NORTHERN Ireland may follow in England’s footsteps if MPs in Westminster decide to get rid of the God Save the Queen anthem at national soccer events.
The long-standing British anthem is currently sung by England’s footballers, but Chesterfield MP Toby Perkins believes that there should instead be a designated English song.
The issue, which has been debated for years, will be brought before Parliament in the form of the English National Anthem Bill on January 13.
Mr Perkins said: “I have nothing against God Save the Queen but that is the national anthem of the United Kingdom.
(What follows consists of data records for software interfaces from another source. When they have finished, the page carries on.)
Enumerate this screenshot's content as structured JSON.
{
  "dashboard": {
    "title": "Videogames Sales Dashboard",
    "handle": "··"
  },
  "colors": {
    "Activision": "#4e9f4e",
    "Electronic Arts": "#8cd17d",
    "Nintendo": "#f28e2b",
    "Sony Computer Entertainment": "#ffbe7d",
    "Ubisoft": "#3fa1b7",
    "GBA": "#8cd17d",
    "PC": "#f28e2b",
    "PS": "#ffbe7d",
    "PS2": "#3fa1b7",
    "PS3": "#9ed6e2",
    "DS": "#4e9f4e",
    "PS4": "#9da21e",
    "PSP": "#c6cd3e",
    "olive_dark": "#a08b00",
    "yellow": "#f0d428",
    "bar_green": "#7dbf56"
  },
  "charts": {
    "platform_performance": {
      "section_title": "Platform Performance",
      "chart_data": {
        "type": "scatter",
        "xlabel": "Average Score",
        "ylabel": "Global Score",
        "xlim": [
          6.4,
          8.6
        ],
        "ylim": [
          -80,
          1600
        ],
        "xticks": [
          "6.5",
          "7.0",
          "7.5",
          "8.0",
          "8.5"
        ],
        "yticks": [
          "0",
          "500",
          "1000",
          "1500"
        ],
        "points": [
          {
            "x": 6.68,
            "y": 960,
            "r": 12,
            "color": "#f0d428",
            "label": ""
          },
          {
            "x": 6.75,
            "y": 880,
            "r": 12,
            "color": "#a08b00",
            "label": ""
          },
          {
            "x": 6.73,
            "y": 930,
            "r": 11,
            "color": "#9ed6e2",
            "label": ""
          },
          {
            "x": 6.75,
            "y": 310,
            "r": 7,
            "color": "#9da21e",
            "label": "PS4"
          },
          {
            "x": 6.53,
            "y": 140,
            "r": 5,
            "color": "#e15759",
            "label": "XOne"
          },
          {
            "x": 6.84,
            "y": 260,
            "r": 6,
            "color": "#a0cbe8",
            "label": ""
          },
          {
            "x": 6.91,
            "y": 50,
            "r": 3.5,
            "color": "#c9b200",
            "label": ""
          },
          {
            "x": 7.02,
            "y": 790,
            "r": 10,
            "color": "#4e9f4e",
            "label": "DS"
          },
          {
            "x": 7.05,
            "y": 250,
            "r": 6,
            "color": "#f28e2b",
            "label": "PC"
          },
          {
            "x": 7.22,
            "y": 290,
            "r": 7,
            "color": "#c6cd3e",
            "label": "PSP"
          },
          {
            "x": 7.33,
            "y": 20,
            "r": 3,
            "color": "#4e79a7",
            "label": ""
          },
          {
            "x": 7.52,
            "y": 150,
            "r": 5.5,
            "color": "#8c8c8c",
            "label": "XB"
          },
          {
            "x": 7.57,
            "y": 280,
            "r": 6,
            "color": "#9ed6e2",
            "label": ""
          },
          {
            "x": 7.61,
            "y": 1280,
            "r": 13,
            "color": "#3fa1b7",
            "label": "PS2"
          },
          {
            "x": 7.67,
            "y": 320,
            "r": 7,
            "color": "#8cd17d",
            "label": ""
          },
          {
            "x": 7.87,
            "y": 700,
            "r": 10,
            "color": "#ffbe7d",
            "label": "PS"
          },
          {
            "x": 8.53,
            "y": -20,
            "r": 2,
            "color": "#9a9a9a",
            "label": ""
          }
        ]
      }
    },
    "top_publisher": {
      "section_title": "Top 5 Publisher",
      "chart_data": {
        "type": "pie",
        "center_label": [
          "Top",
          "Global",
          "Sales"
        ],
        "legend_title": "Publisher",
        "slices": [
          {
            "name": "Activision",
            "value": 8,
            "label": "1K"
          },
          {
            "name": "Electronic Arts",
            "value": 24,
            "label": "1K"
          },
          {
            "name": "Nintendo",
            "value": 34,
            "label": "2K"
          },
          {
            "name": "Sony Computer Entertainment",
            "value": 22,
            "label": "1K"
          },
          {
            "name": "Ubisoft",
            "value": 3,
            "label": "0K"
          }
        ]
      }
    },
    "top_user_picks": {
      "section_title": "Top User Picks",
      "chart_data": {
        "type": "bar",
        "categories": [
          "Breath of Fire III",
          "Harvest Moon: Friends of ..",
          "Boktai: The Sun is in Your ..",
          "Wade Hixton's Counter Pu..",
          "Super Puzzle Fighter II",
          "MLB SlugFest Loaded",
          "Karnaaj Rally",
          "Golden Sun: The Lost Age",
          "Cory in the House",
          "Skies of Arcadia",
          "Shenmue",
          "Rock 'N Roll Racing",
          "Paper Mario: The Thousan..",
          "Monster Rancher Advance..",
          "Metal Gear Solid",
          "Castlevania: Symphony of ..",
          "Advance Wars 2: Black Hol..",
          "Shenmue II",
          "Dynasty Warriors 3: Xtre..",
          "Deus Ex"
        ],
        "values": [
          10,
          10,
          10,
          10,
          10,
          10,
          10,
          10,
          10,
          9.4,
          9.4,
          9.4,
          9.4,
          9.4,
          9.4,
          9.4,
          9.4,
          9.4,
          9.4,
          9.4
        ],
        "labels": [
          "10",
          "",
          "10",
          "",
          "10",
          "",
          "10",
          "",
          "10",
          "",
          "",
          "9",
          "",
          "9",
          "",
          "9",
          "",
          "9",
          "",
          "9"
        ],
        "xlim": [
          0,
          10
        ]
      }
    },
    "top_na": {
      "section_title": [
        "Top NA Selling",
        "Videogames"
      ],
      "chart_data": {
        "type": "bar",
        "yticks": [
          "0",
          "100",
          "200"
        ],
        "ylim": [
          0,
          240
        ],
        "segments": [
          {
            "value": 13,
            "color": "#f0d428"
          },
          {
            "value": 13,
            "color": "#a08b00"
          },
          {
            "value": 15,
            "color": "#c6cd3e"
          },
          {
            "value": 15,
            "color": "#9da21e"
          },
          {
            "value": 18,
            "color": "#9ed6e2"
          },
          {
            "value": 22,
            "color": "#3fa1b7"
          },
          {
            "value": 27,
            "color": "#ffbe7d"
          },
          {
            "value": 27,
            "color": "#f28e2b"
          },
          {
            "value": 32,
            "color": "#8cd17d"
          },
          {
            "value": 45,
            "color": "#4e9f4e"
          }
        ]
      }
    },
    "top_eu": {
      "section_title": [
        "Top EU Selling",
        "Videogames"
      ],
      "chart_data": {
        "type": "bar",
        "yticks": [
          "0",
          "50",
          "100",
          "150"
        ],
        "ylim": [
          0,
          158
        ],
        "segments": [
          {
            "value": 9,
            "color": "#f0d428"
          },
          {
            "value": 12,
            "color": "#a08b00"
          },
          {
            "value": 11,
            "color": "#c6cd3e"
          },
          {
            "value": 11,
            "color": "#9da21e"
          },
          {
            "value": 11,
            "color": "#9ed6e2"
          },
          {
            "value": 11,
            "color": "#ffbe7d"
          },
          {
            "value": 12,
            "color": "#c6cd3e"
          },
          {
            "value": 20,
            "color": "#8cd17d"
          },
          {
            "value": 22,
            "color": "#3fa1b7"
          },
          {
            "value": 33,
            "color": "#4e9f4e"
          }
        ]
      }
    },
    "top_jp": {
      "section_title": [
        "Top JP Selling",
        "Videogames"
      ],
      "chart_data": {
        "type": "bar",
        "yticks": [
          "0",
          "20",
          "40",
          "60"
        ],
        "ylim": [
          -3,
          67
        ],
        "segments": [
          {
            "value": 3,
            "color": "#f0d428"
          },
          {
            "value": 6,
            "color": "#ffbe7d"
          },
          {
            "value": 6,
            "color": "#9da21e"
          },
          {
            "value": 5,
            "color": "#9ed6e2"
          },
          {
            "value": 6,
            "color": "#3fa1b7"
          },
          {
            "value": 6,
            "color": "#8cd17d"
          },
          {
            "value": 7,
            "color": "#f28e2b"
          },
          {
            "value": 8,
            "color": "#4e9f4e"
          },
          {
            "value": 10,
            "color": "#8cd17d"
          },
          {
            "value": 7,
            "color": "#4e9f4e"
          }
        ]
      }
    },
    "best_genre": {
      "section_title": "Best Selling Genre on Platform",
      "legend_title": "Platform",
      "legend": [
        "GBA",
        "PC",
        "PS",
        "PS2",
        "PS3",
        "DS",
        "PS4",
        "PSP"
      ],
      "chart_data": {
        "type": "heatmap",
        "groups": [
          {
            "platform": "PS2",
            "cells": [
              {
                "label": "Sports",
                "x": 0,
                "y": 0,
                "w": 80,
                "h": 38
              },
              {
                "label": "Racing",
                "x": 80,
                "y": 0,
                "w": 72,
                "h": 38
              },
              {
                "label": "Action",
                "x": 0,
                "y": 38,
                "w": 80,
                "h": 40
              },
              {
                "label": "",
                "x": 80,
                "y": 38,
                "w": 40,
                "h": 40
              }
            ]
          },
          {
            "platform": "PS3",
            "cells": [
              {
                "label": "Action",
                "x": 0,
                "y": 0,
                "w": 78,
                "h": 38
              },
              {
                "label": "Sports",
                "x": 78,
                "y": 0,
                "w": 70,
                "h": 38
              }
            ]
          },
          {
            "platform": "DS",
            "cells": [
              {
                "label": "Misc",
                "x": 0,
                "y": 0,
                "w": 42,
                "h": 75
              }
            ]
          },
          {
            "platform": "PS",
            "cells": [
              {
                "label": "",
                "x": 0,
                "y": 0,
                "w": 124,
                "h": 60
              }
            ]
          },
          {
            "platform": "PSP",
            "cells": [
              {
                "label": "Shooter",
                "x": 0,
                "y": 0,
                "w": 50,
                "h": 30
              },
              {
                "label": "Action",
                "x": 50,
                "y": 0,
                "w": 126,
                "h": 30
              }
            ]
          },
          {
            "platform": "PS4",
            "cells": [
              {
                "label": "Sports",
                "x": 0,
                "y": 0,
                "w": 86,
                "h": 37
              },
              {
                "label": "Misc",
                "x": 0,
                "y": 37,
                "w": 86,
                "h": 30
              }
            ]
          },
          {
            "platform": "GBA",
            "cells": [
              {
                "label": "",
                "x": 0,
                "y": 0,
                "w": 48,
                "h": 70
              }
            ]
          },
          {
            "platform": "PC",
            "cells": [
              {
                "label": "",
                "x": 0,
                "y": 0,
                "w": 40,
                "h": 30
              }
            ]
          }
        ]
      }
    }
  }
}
“England is a component part of the UK but it competes as a country in its own right and I think a song that celebrated England rather than Britain would be more appropriate.”
With the European Championships taking place this summer, a decision in support of Mr Perkins’ bill would require England to pick a new anthem.
Northern Ireland officials have conceded that they would most likely follow suit if England abandon God Save the Queen at international fixtures.
Irish FA President Jim Shaw told the Belfast Telegraph: “The national anthem debate is one of the most divisive in our history. We’ve been debating it for years. If we keep it, we annoy people and we know if it goes, there will be plenty of angry supporters.
“But it’s not for the Irish FA to decide what the national anthem of Northern Ireland is. That is for the devolved government at Stormont. The Scots and Welsh governments decided to change when they came into power. We didn’t.
“I think it would be very difficult for us to continue using God Save the Queen if the English decide they want a new anthem. I think we would be duty bound to follow suit.”
Scotland and Wales use the Flower of Scotland and Land of Our Fathers respectively in international football games.
Ahead of the 2010 Commonwealth Games England adopted Jerusalem as their anthem after a public vote, whilst Northern Irish athletes use Danny Boy.